Mrs Weston is reaching out towards the phone at the back of the office. She’s still smiling at me. I wish she wouldn’t. I wish she’s just swear and scream and curse and tell me how much of a fucked up dickhead I am. But she still doesn’t. She just smiles sweetly and reaches for the phone.
“Hello?” She’s speaking down that telephone now. “Hello? Is that Alex’s mum?”
She’s probably still unconscious on the couch. Even if she is awake there’s no way she’ll be in any state to answer the phone.
“She’s out.” I say, shaking. (It’s not entirely false?)
“At work?” Mrs Weston asks. She’s doing that horrible sweet smile of hers that looks like she’s talking down to me. I want to puke.
I can’t think of anything else to say other than ‘yes’, even though it’s a lie.
I’m shaking violently now. It’s just one of those things I do when I can feel my life falling around me. No wonder my dad…
Suddenly, the pressures of this morning all flood out and I can’t make sense of my own words as the tumble and spin from my mouth. My hood’s crumpled back but I don’t care. The bruise stands tall and proud upon my forehead. It’s telling me, you’re mum deserves to die.

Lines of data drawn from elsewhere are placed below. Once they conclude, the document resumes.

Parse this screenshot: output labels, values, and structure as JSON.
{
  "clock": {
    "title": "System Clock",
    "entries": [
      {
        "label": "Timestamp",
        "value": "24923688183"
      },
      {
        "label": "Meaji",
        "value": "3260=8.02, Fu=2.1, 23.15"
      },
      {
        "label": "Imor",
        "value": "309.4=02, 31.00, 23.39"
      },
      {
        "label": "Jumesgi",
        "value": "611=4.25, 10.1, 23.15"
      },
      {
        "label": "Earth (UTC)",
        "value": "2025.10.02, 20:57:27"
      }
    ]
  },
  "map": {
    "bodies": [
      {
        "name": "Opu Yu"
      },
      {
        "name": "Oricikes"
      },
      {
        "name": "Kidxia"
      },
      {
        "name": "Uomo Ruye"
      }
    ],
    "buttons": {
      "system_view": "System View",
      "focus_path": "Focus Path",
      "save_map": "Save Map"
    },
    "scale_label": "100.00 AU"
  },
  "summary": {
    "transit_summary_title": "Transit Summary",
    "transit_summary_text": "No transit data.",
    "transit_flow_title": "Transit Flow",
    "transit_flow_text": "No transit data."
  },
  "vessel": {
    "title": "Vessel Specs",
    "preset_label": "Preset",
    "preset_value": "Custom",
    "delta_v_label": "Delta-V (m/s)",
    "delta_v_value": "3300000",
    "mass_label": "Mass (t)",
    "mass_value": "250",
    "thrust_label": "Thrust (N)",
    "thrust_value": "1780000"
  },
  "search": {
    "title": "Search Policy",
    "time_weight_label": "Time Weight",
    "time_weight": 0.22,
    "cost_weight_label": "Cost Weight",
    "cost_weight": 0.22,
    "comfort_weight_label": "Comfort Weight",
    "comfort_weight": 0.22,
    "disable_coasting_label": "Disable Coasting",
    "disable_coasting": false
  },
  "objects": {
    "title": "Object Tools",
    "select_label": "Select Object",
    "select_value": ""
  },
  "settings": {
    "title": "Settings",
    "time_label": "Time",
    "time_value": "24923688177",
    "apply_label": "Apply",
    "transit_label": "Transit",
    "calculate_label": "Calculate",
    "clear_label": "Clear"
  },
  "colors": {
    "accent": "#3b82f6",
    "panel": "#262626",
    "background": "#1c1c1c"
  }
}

And then I’m thinking of my mum in her general half-awake state, nails digging deep into my shoulders as she throws me into the wall, again and again and again. All of those times I’ve held her arm still while she presses the needle tip deep into her skin. I think of the time she threw Zack across the room when he was a baby. I think of how I had to pretend that he’d fallen down the stairs. The covers I never washed. The box beneath the sofa. The job as a Lawyer I’ll never have.
And I’m thinking of the Father I never knew. The father who couldn’t live with himself anymore than I can now. The Indian man who moved across half of the world to be with the woman he loved only to discover that she’d found something she’d rather have. And, in my mind’s eye, I watch him tumble off that bridge, relief upon his face.
And I’m thinking of Peter and all of the other people who constantly throw me down just because I’m different. Just because I live in a flat with dirty bedsheets and a constant lack of food.
And then, as suddenly as it began, it’s over.
I wipe the tears from my bloodshot eyes and calm my shaking hands with one final gulp of air.
Mrs Weston’s staring at me, just staring, phone still in hand.
I’m in the social workers car.
He says I don’t need to worry anymore, that it’s all going to be okay.
He’s going to find me foster parents.
I don’t know anymore.
When we leave I wonder what’s going to happen to my brother and sister;
Aged six and three.
Somewhere down the road we pass the Doctor in his car. He smiles at me and I glare. We say nothing.
There is nothing to be said.
Two years later the boy still hasn't heard from his siblings. He was moved to a town over fifty miles away from the city he was born in. Although he has been back to the city, he is not allowed any contact with his mother. He has no clue whether his sister and brother are still living with her and he is not allowed to find out until he turns eighteen.